Task — Identify all lines in the data containing the string "calories". Copy them out.

Given records —
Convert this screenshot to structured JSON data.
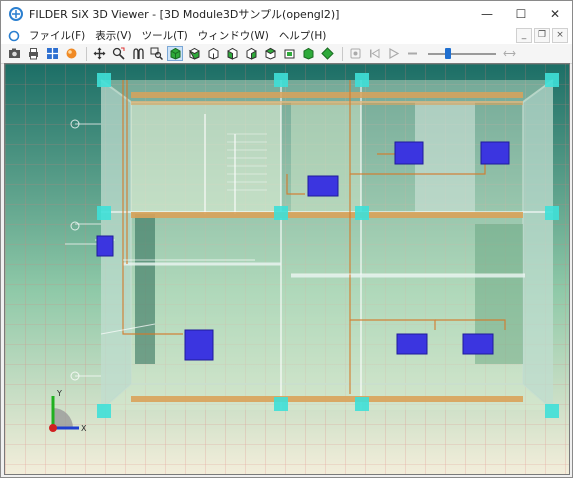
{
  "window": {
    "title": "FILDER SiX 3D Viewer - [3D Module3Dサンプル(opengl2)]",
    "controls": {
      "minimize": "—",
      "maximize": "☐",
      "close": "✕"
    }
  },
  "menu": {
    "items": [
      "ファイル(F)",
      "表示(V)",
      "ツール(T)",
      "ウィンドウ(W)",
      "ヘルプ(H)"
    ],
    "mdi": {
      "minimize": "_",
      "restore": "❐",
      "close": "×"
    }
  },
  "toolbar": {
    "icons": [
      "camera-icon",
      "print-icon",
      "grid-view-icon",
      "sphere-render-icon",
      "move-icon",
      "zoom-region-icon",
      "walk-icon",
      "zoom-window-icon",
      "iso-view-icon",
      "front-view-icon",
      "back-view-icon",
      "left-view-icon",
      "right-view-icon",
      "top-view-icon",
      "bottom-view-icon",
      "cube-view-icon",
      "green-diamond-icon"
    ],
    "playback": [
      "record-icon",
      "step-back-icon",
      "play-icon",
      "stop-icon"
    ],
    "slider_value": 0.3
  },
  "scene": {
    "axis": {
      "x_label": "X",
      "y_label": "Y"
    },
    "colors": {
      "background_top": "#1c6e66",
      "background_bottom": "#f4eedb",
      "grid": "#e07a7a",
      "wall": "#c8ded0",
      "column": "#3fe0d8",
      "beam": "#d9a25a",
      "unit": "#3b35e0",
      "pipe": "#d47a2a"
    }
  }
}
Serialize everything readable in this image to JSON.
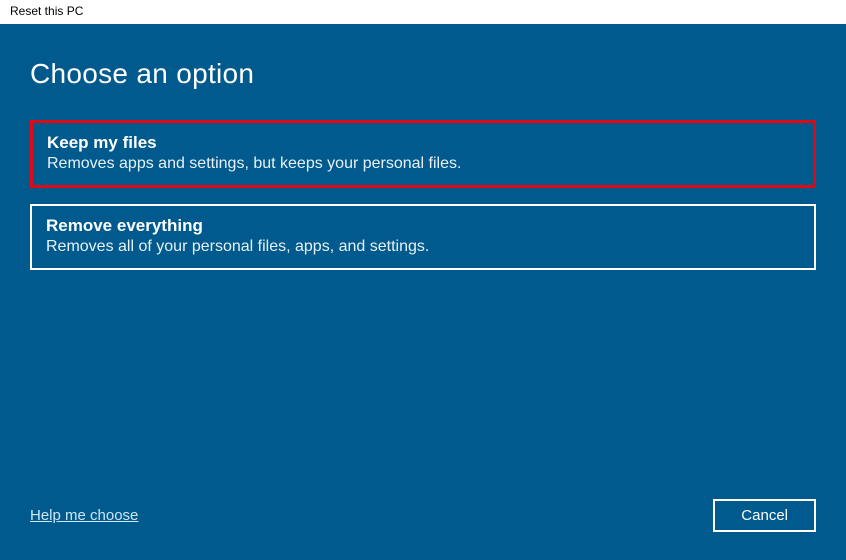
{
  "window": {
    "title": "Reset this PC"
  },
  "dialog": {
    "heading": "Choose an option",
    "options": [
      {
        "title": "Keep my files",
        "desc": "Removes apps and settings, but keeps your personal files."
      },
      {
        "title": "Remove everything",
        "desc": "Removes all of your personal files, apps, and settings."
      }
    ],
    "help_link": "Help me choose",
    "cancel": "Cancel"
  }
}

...

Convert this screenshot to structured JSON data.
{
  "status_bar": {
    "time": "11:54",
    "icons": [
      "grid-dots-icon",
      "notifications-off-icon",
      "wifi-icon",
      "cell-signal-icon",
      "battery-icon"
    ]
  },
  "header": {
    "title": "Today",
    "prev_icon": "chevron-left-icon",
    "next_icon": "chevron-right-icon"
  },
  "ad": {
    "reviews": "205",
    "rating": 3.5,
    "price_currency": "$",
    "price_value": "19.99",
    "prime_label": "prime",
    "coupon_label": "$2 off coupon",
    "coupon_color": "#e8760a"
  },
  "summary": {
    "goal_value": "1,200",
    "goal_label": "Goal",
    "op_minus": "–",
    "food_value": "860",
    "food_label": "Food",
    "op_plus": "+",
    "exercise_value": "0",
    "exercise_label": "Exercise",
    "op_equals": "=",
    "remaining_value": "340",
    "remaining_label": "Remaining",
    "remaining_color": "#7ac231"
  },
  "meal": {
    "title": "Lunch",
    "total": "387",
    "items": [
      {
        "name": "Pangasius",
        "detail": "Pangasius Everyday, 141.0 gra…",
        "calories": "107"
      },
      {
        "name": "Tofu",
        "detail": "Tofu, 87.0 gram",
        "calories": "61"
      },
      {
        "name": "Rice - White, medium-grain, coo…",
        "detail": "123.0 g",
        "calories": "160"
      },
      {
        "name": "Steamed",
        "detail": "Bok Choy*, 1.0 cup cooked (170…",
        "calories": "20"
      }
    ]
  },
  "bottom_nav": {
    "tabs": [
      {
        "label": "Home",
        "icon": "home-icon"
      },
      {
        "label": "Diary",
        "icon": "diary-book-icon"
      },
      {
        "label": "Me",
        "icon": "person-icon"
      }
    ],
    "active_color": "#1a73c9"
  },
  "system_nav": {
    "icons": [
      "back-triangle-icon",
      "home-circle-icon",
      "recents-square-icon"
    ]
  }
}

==

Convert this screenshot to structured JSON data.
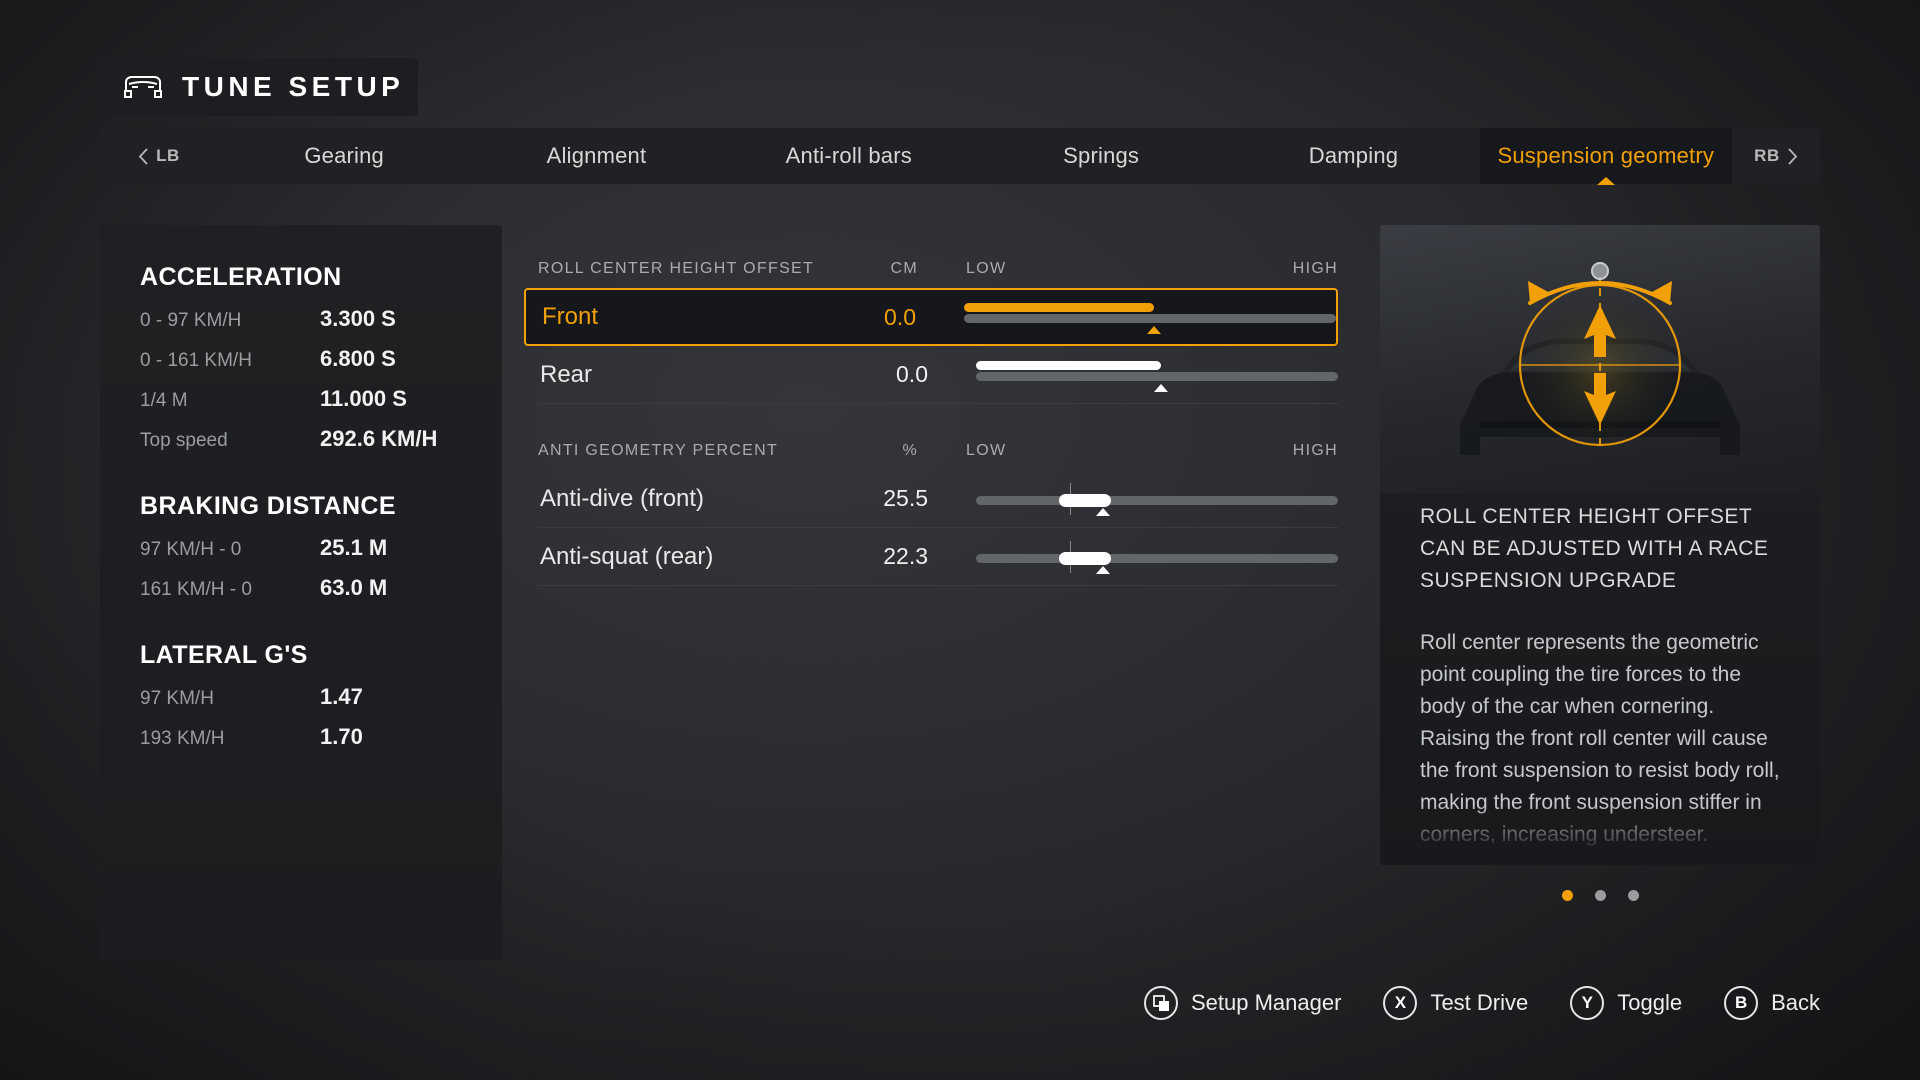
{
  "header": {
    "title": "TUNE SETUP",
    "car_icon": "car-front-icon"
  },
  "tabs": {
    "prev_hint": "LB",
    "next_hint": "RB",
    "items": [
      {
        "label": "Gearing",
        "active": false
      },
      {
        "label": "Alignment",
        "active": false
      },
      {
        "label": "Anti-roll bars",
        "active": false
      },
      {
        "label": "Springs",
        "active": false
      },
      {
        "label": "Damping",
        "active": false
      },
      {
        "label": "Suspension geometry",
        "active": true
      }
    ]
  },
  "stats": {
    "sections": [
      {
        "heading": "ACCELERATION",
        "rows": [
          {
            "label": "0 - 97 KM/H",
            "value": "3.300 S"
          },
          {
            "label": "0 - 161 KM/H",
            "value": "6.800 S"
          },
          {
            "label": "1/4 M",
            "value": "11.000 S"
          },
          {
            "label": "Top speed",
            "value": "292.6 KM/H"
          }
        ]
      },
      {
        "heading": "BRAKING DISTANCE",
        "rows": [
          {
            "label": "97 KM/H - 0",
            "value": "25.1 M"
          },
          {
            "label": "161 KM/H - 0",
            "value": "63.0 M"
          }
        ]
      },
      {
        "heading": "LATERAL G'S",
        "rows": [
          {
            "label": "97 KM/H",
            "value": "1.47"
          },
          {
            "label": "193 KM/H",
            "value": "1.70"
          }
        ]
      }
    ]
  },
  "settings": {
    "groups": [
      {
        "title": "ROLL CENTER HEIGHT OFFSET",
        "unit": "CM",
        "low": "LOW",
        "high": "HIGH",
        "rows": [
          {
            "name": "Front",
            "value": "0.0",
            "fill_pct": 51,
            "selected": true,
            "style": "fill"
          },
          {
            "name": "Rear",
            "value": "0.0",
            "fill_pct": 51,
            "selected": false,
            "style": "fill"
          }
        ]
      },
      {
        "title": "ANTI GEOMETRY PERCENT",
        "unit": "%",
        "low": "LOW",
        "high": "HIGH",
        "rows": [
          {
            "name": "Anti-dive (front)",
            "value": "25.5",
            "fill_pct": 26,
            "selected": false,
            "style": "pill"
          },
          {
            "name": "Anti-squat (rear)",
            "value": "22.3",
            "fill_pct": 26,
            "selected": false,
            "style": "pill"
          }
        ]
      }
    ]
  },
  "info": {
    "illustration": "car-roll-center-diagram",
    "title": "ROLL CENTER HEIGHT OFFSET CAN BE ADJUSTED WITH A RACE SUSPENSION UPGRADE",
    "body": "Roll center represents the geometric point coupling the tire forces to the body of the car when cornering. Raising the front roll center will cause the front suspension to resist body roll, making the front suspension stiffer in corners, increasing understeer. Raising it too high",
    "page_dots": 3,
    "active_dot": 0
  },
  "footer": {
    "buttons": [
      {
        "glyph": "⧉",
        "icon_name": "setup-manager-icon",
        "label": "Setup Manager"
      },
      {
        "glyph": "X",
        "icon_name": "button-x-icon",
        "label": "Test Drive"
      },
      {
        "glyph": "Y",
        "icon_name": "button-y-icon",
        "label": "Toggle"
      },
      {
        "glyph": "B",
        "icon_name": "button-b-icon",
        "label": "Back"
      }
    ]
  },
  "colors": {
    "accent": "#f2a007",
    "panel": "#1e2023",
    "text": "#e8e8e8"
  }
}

Problem solution —
        "calories": "107"
        "calories": "61"
        "calories": "160"
        "calories": "20"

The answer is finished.